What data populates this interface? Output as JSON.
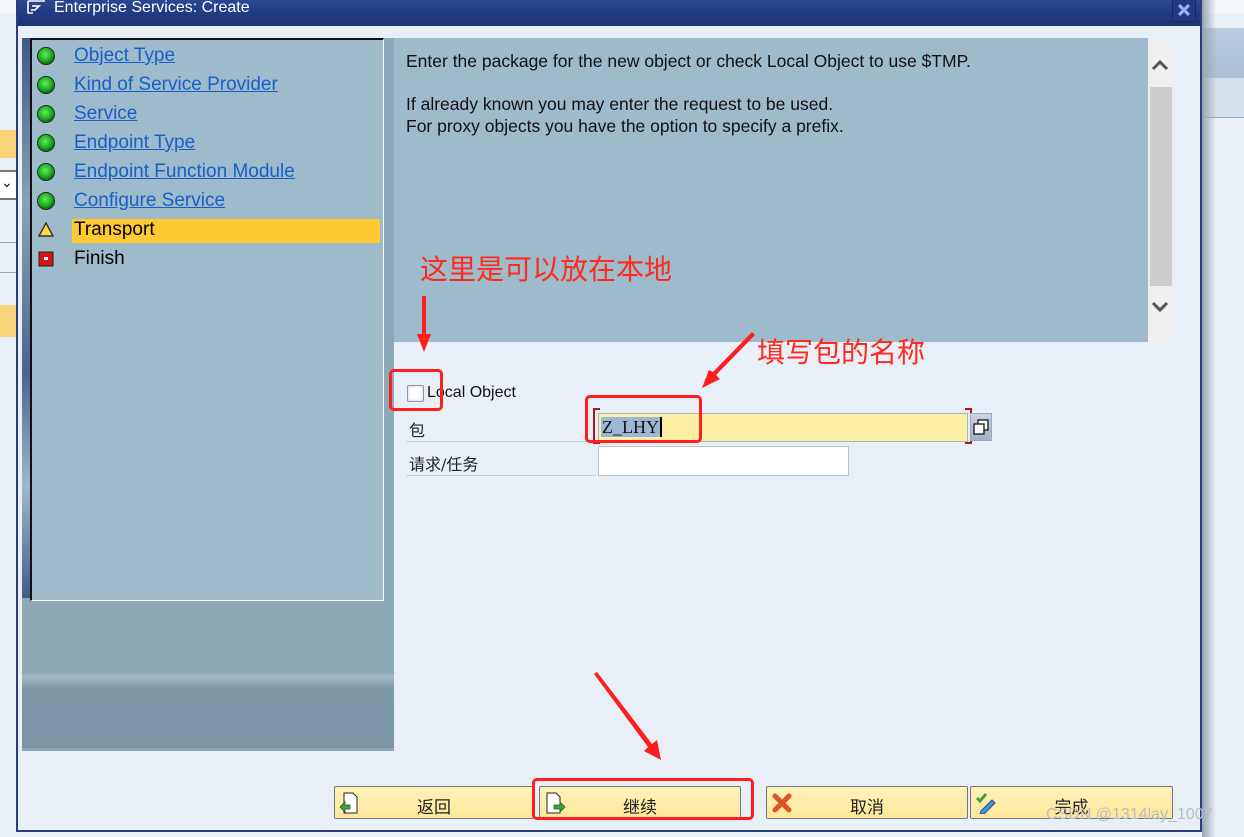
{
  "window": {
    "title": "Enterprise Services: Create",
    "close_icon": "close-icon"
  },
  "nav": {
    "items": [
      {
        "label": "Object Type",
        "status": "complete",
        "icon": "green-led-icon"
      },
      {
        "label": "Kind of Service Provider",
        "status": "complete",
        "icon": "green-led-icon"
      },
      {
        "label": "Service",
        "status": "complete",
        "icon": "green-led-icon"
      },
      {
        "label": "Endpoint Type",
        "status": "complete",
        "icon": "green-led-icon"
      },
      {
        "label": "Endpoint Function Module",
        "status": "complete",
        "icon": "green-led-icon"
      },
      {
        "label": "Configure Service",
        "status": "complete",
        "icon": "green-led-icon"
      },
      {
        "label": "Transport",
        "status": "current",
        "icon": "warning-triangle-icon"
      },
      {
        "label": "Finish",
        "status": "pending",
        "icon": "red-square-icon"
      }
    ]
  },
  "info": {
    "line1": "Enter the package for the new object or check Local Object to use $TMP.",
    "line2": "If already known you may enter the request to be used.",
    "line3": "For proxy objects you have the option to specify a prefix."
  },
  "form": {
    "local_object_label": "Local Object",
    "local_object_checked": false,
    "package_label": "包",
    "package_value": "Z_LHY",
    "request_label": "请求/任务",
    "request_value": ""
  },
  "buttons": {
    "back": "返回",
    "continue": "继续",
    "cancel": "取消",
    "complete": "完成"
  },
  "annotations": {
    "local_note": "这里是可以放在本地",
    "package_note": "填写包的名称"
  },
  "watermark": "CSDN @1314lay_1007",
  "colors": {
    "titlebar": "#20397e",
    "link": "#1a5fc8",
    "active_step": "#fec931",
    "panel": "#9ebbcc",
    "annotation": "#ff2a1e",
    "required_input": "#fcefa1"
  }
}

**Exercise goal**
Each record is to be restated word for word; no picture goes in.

**Solution to this problem**
What data populates this interface? Output as JSON.
{
  "window": {
    "title": "Enterprise Services: Create",
    "close_icon": "close-icon"
  },
  "nav": {
    "items": [
      {
        "label": "Object Type",
        "status": "complete",
        "icon": "green-led-icon"
      },
      {
        "label": "Kind of Service Provider",
        "status": "complete",
        "icon": "green-led-icon"
      },
      {
        "label": "Service",
        "status": "complete",
        "icon": "green-led-icon"
      },
      {
        "label": "Endpoint Type",
        "status": "complete",
        "icon": "green-led-icon"
      },
      {
        "label": "Endpoint Function Module",
        "status": "complete",
        "icon": "green-led-icon"
      },
      {
        "label": "Configure Service",
        "status": "complete",
        "icon": "green-led-icon"
      },
      {
        "label": "Transport",
        "status": "current",
        "icon": "warning-triangle-icon"
      },
      {
        "label": "Finish",
        "status": "pending",
        "icon": "red-square-icon"
      }
    ]
  },
  "info": {
    "line1": "Enter the package for the new object or check Local Object to use $TMP.",
    "line2": "If already known you may enter the request to be used.",
    "line3": "For proxy objects you have the option to specify a prefix."
  },
  "form": {
    "local_object_label": "Local Object",
    "local_object_checked": false,
    "package_label": "包",
    "package_value": "Z_LHY",
    "request_label": "请求/任务",
    "request_value": ""
  },
  "buttons": {
    "back": "返回",
    "continue": "继续",
    "cancel": "取消",
    "complete": "完成"
  },
  "annotations": {
    "local_note": "这里是可以放在本地",
    "package_note": "填写包的名称"
  },
  "watermark": "CSDN @1314lay_1007",
  "colors": {
    "titlebar": "#20397e",
    "link": "#1a5fc8",
    "active_step": "#fec931",
    "panel": "#9ebbcc",
    "annotation": "#ff2a1e",
    "required_input": "#fcefa1"
  }
}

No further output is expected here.